The specific kind of alert that Hawaiians received while they slept in or ate breakfast this morning was a Wireless Emergency Alert (WEA). WEAs use a different technology than voice calls or text messages and can only be used in three situations: 1. Alerts issued by the President; 2: Alerts involving imminent threats to safety or life; or 3: Amber Alerts. Participating carriers may block all but Presidential alerts.
The good news about WEAs are that they are location specific: even if you happened to be a tourist visiting Hawaii this morning, you would’ve received the alert (so long as your carrier participates). Carriers who do not participate are required to notify consumers, but the major carriers have all opted in. But the big problem, obviously, is that they’re more subject to human error than their military counterparts.

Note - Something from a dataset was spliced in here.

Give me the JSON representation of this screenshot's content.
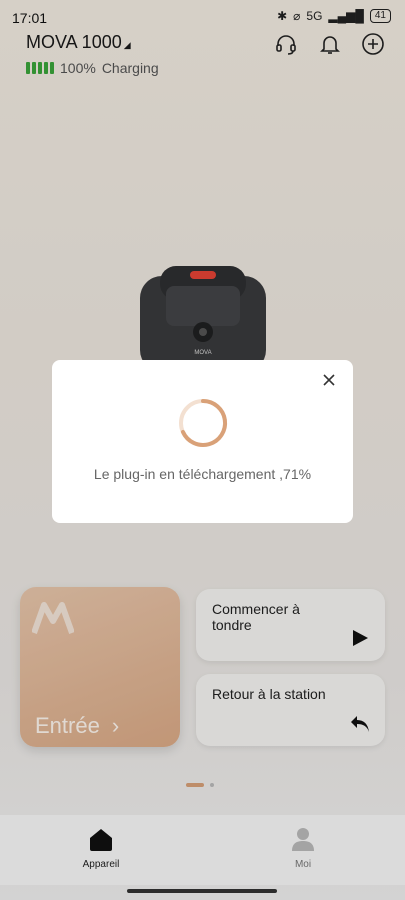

Now, civilian agencies probably don’t have the capability to detect ballistic missile launches, so in a real-life incident that message would have to come from the military, likely U.S. Pacific Command (PACOM) headquartered right there in Hawaii. PACOM would notify their base Emergency Operations Center (EOC) who would pass it up to the Regional EOC. Of note, the bases usually don’t have control of the WEA tech and can notify only those registered in their systems (but can receive all IPAWS notifications). Because of that, the base or regional EOC would have to notify Hawaii EMA for transmission. That didn’t happen today because there wasn’t a ballistic missile inbound.
A medium-range ballistic missile target is launched from the Pacific Missile Range Facility in Kauai, Hawaii, during Flight Test Standard Missile-27, Event 2. The target was successfully intercepted by SM-6 missiles fired from the guided-missile destroyer USS John Paul Jones (DDG 53).U.S. Navy/Latonja Martin
The governor of Hawaii claims that during a shift change, an operator simply hit the wrong button. Well, it doesn’t exactly work that way. These alerts are not actuated by physically pushed buttons because the number of buttons that would require, for all of the different types of alerts, would be unwieldy. An operator would either type in the desired alert (or select from canned messages), select which communications mediums they’d like to use and the populations they’d like to alert, and then hit “send” and then again confirm that they really want to send that message. The canned messages might be available as electronically selectable on a computer screen (like a Windows button) but a “confirm” dialogue would still be required.
Time will tell what really happened, but as a Certified Emergency Manager (CEM) who helped set up the Mass Notification System for a major military base, I know that what likely occurred was a serious breach in procedure at Hawaii EMA. The authority who issued today’s alert and then took 40 minutes to send a retraction on WEA. PACOM immediately released a message saying that there was no threat, so why didn’t Hawaii EMA immediately send a retraction via WEA? There are serious implications associated with false alerts. What happens when an alert about a tsunami, wildfire, or active shooter are real and people ignore them?
Maybe we were hacked, as some have alleged, but probably not. No matter what happened, someone must be held accountable for this egregious breach of professionalism — and that person is almost definitely sitting at HI-EMA. Let’s hope that this scare motivates agencies across the nation to take a look at their own procedures. And let’s hope Gov. Ige holds his team accountable.